**Your task:** Sort through the listing below and keep each line with the word "webrtc". Copy those.

**Records for the exercise:**
[Start of section]

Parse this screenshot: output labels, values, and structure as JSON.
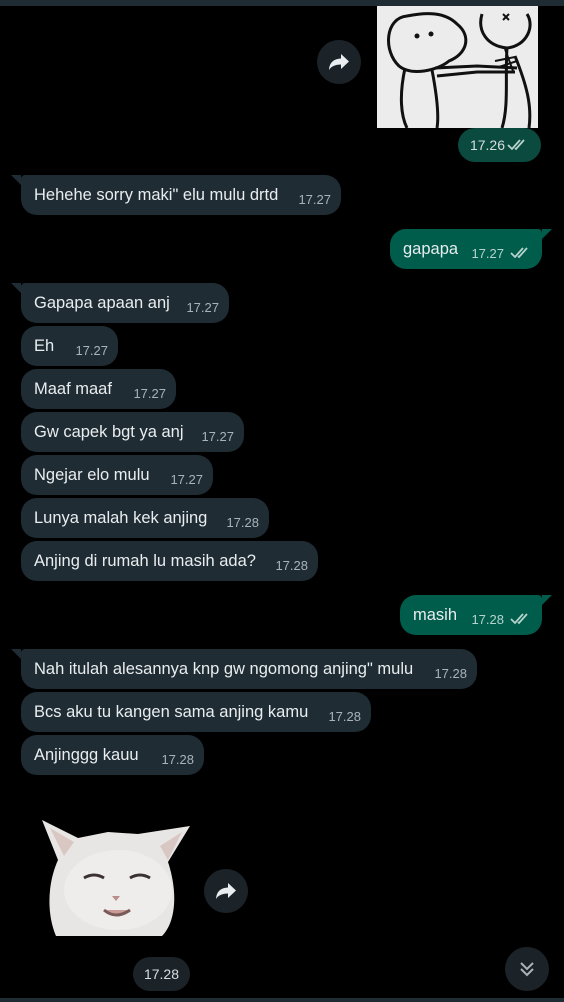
{
  "messages": [
    {
      "text": "",
      "time": "17.26"
    },
    {
      "text": "Hehehe sorry maki\" elu mulu drtd",
      "time": "17.27"
    },
    {
      "text": "gapapa",
      "time": "17.27"
    },
    {
      "text": "Gapapa apaan anj",
      "time": "17.27"
    },
    {
      "text": "Eh",
      "time": "17.27"
    },
    {
      "text": "Maaf maaf",
      "time": "17.27"
    },
    {
      "text": "Gw capek bgt ya anj",
      "time": "17.27"
    },
    {
      "text": "Ngejar elo mulu",
      "time": "17.27"
    },
    {
      "text": "Lunya malah kek anjing",
      "time": "17.28"
    },
    {
      "text": "Anjing di rumah lu masih ada?",
      "time": "17.28"
    },
    {
      "text": "masih",
      "time": "17.28"
    },
    {
      "text": "Nah itulah alesannya knp gw ngomong anjing\" mulu",
      "time": "17.28"
    },
    {
      "text": "Bcs aku tu kangen sama anjing kamu",
      "time": "17.28"
    },
    {
      "text": "Anjinggg kauu",
      "time": "17.28"
    },
    {
      "text": "",
      "time": "17.28"
    }
  ],
  "icons": {
    "forward": "forward-arrow-icon",
    "read": "double-check-icon",
    "scroll": "chevrons-down-icon"
  },
  "colors": {
    "background": "#000000",
    "incoming_bubble": "#1f2c34",
    "outgoing_bubble": "#005c4b",
    "read_ticks": "#b6d4cd"
  }
}
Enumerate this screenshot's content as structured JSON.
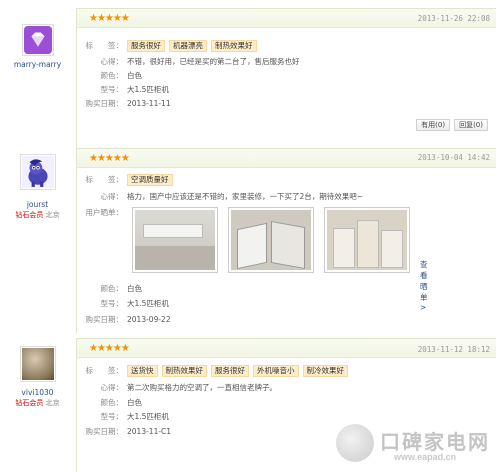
{
  "labels": {
    "tags": "标　　签：",
    "comment": "心得：",
    "color": "颜色：",
    "model": "型号：",
    "buy_date": "购买日期：",
    "user_photos": "用户晒单："
  },
  "reviews": [
    {
      "user": {
        "name": "marry-marry",
        "level": "",
        "location": ""
      },
      "rating": 5,
      "stars": "★★★★★",
      "date": "2013-11-26 22:08",
      "tags": [
        "服务很好",
        "机器漂亮",
        "制热效果好"
      ],
      "comment": "不错，很好用，已经是买的第二台了，售后服务也好",
      "color": "白色",
      "model": "大1.5匹柜机",
      "buy_date": "2013-11-11",
      "useful": "有用(0)",
      "reply": "回复(0)"
    },
    {
      "user": {
        "name": "jourst",
        "level": "钻石会员",
        "location": "北京"
      },
      "rating": 5,
      "stars": "★★★★★",
      "date": "2013-10-04 14:42",
      "tags": [
        "空调质量好"
      ],
      "comment": "格力，国产中应该还是不错的，家里装修，一下买了2台，期待效果吧~",
      "color": "白色",
      "model": "大1.5匹柜机",
      "buy_date": "2013-09-22",
      "more_photos": "查看晒单>"
    },
    {
      "user": {
        "name": "vivi1030",
        "level": "钻石会员",
        "location": "北京"
      },
      "rating": 5,
      "stars": "★★★★★",
      "date": "2013-11-12 18:12",
      "tags": [
        "送货快",
        "制热效果好",
        "服务很好",
        "外机噪音小",
        "制冷效果好"
      ],
      "comment": "第二次购买格力的空调了，一直相信老牌子。",
      "color": "白色",
      "model": "大1.5匹柜机",
      "buy_date": "2013-11-C1"
    }
  ],
  "watermark": {
    "title": "口碑家电网",
    "url": "www.eapad.cn"
  },
  "colors": {
    "star": "#f39200",
    "tag_bg": "#fdecc8",
    "level": "#d40000",
    "link": "#2d4f89"
  }
}
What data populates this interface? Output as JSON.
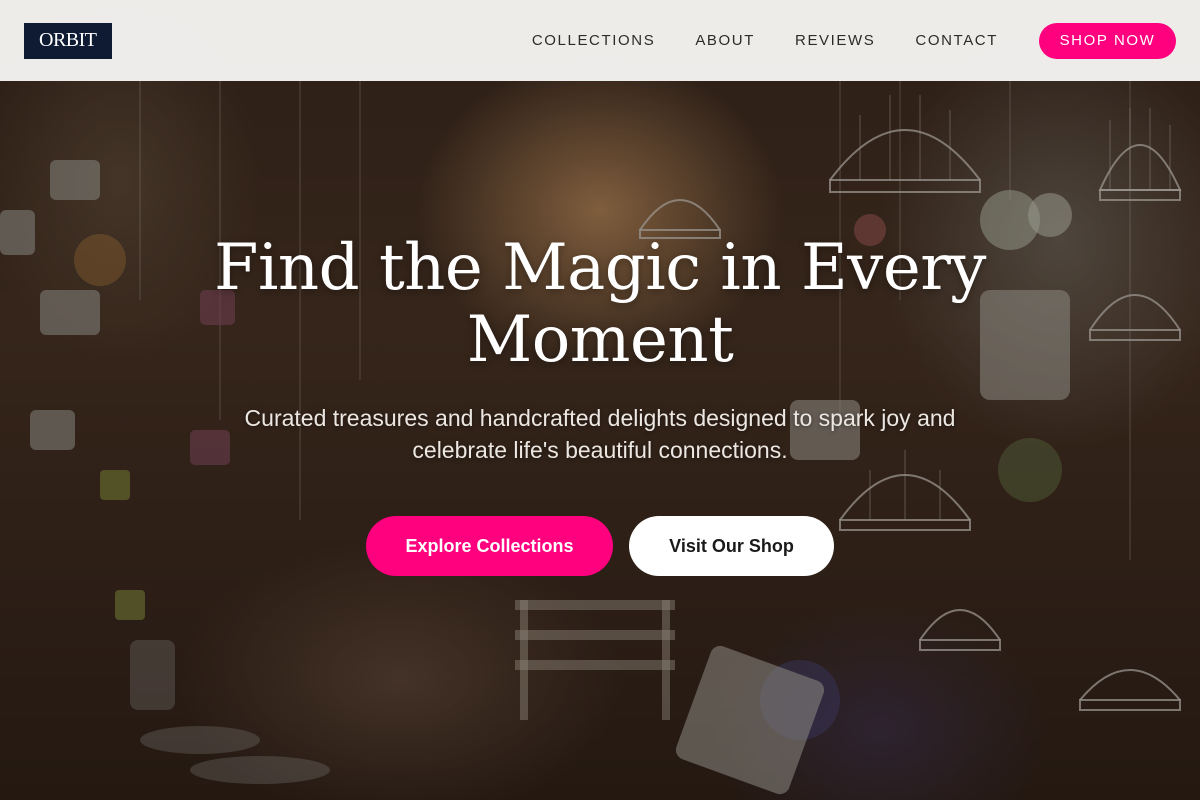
{
  "brand": {
    "logo_text": "ORBIT"
  },
  "nav": {
    "links": [
      "COLLECTIONS",
      "ABOUT",
      "REVIEWS",
      "CONTACT"
    ],
    "cta_label": "SHOP NOW"
  },
  "hero": {
    "title": "Find the Magic in Every Moment",
    "subtitle": "Curated treasures and handcrafted delights designed to spark joy and celebrate life's beautiful connections.",
    "primary_button": "Explore Collections",
    "secondary_button": "Visit Our Shop"
  },
  "colors": {
    "accent": "#ff007f",
    "logo_bg": "#0f1a33",
    "nav_bg": "#f6f5f3",
    "nav_text": "#2c2c2c"
  }
}
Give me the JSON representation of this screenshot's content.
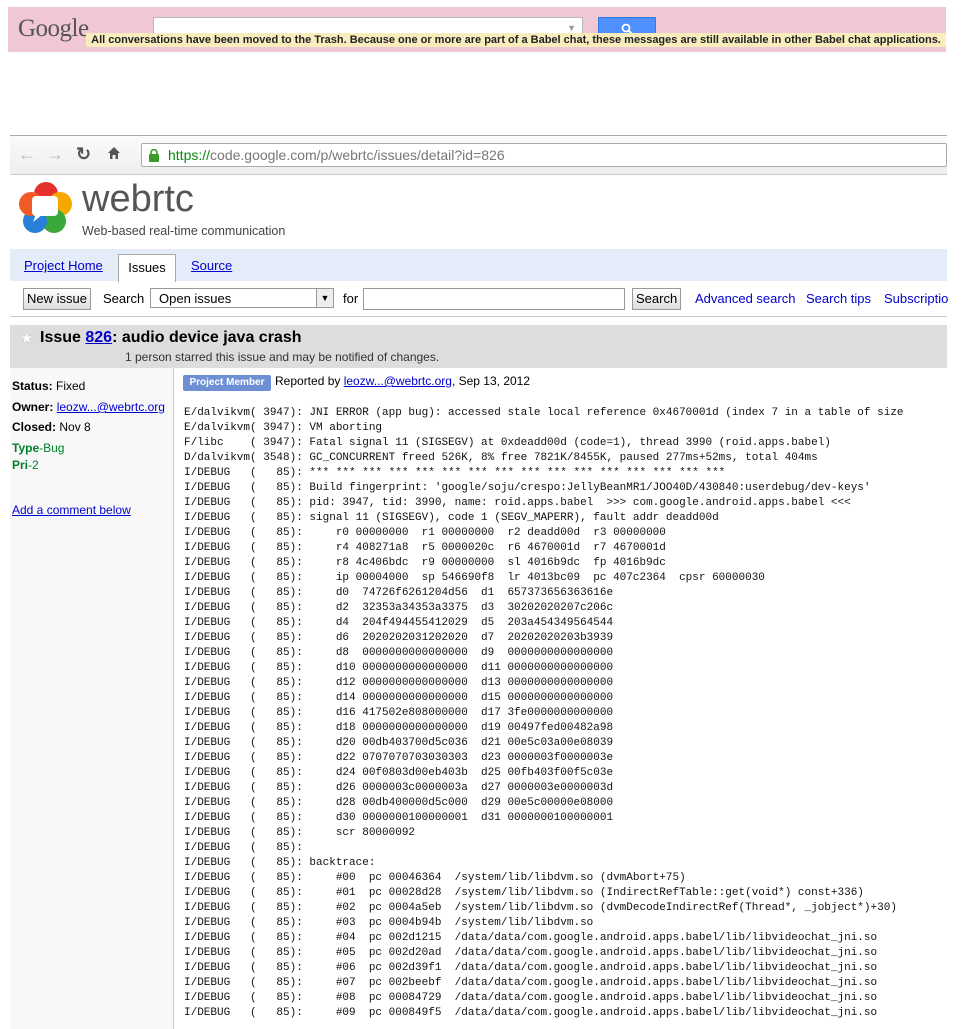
{
  "gmail": {
    "logo": "Google",
    "notice": "All conversations have been moved to the Trash. Because one or more are part of a Babel chat, these messages are still available in other Babel chat applications."
  },
  "browser": {
    "url_scheme": "https://",
    "url_rest": "code.google.com/p/webrtc/issues/detail?id=826"
  },
  "project": {
    "name": "webrtc",
    "summary": "Web-based real-time communication"
  },
  "tabs": [
    "Project Home",
    "Issues",
    "Source"
  ],
  "toolbar": {
    "new_issue": "New issue",
    "search_label": "Search",
    "select_value": "Open issues",
    "for_label": "for",
    "search_button": "Search",
    "advanced": "Advanced search",
    "tips": "Search tips",
    "subscriptions": "Subscriptio"
  },
  "issue": {
    "prefix": "Issue ",
    "number": "826",
    "title": ": audio device java crash",
    "stars_note": "1 person starred this issue and may be notified of changes."
  },
  "meta": {
    "status_label": "Status:",
    "status_value": "Fixed",
    "owner_label": "Owner:",
    "owner_value": "leozw...@webrtc.org",
    "closed_label": "Closed:",
    "closed_value": "Nov 8",
    "type_label": "Type",
    "type_value": "-Bug",
    "pri_label": "Pri",
    "pri_value": "-2",
    "add_comment": "Add a comment below"
  },
  "comment": {
    "badge": "Project Member",
    "reported_by": "Reported by ",
    "author": "leozw...@webrtc.org",
    "date": ", Sep 13, 2012"
  },
  "log_lines": [
    "E/dalvikvm( 3947): JNI ERROR (app bug): accessed stale local reference 0x4670001d (index 7 in a table of size",
    "E/dalvikvm( 3947): VM aborting",
    "F/libc    ( 3947): Fatal signal 11 (SIGSEGV) at 0xdeadd00d (code=1), thread 3990 (roid.apps.babel)",
    "D/dalvikvm( 3548): GC_CONCURRENT freed 526K, 8% free 7821K/8455K, paused 277ms+52ms, total 404ms",
    "I/DEBUG   (   85): *** *** *** *** *** *** *** *** *** *** *** *** *** *** *** ***",
    "I/DEBUG   (   85): Build fingerprint: 'google/soju/crespo:JellyBeanMR1/JOO40D/430840:userdebug/dev-keys'",
    "I/DEBUG   (   85): pid: 3947, tid: 3990, name: roid.apps.babel  >>> com.google.android.apps.babel <<<",
    "I/DEBUG   (   85): signal 11 (SIGSEGV), code 1 (SEGV_MAPERR), fault addr deadd00d",
    "I/DEBUG   (   85):     r0 00000000  r1 00000000  r2 deadd00d  r3 00000000",
    "I/DEBUG   (   85):     r4 408271a8  r5 0000020c  r6 4670001d  r7 4670001d",
    "I/DEBUG   (   85):     r8 4c406bdc  r9 00000000  sl 4016b9dc  fp 4016b9dc",
    "I/DEBUG   (   85):     ip 00004000  sp 546690f8  lr 4013bc09  pc 407c2364  cpsr 60000030",
    "I/DEBUG   (   85):     d0  74726f6261204d56  d1  657373656363616e",
    "I/DEBUG   (   85):     d2  32353a34353a3375  d3  30202020207c206c",
    "I/DEBUG   (   85):     d4  204f494455412029  d5  203a454349564544",
    "I/DEBUG   (   85):     d6  2020202031202020  d7  20202020203b3939",
    "I/DEBUG   (   85):     d8  0000000000000000  d9  0000000000000000",
    "I/DEBUG   (   85):     d10 0000000000000000  d11 0000000000000000",
    "I/DEBUG   (   85):     d12 0000000000000000  d13 0000000000000000",
    "I/DEBUG   (   85):     d14 0000000000000000  d15 0000000000000000",
    "I/DEBUG   (   85):     d16 417502e808000000  d17 3fe0000000000000",
    "I/DEBUG   (   85):     d18 0000000000000000  d19 00497fed00482a98",
    "I/DEBUG   (   85):     d20 00db403700d5c036  d21 00e5c03a00e08039",
    "I/DEBUG   (   85):     d22 0707070703030303  d23 0000003f0000003e",
    "I/DEBUG   (   85):     d24 00f0803d00eb403b  d25 00fb403f00f5c03e",
    "I/DEBUG   (   85):     d26 0000003c0000003a  d27 0000003e0000003d",
    "I/DEBUG   (   85):     d28 00db400000d5c000  d29 00e5c00000e08000",
    "I/DEBUG   (   85):     d30 0000000100000001  d31 0000000100000001",
    "I/DEBUG   (   85):     scr 80000092",
    "I/DEBUG   (   85):",
    "I/DEBUG   (   85): backtrace:",
    "I/DEBUG   (   85):     #00  pc 00046364  /system/lib/libdvm.so (dvmAbort+75)",
    "I/DEBUG   (   85):     #01  pc 00028d28  /system/lib/libdvm.so (IndirectRefTable::get(void*) const+336)",
    "I/DEBUG   (   85):     #02  pc 0004a5eb  /system/lib/libdvm.so (dvmDecodeIndirectRef(Thread*, _jobject*)+30)",
    "I/DEBUG   (   85):     #03  pc 0004b94b  /system/lib/libdvm.so",
    "I/DEBUG   (   85):     #04  pc 002d1215  /data/data/com.google.android.apps.babel/lib/libvideochat_jni.so",
    "I/DEBUG   (   85):     #05  pc 002d20ad  /data/data/com.google.android.apps.babel/lib/libvideochat_jni.so",
    "I/DEBUG   (   85):     #06  pc 002d39f1  /data/data/com.google.android.apps.babel/lib/libvideochat_jni.so",
    "I/DEBUG   (   85):     #07  pc 002beebf  /data/data/com.google.android.apps.babel/lib/libvideochat_jni.so",
    "I/DEBUG   (   85):     #08  pc 00084729  /data/data/com.google.android.apps.babel/lib/libvideochat_jni.so",
    "I/DEBUG   (   85):     #09  pc 000849f5  /data/data/com.google.android.apps.babel/lib/libvideochat_jni.so"
  ],
  "colors": {
    "gbar": "#f0c8d4",
    "notice_bg": "#f9edbe",
    "tabbar": "#e5ecf9",
    "link": "#0000cc",
    "type_green": "#00802b",
    "badge": "#6e8fd4"
  }
}
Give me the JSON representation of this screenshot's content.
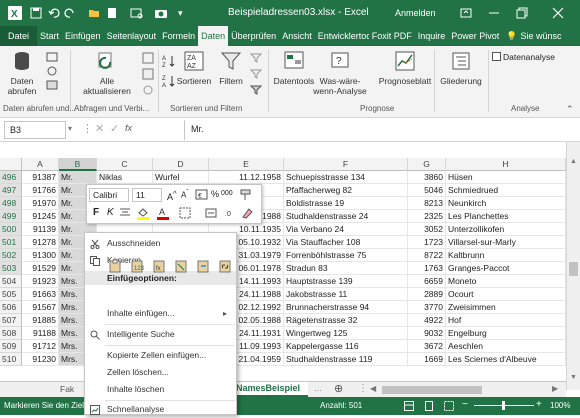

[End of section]

**Exercise result:**
    "url_rest": "code.google.com/p/webrtc/issues/detail?id=826"
    "name": "webrtc",
    "owner_value": "leozw...@webrtc.org",
    "author": "leozw...@webrtc.org",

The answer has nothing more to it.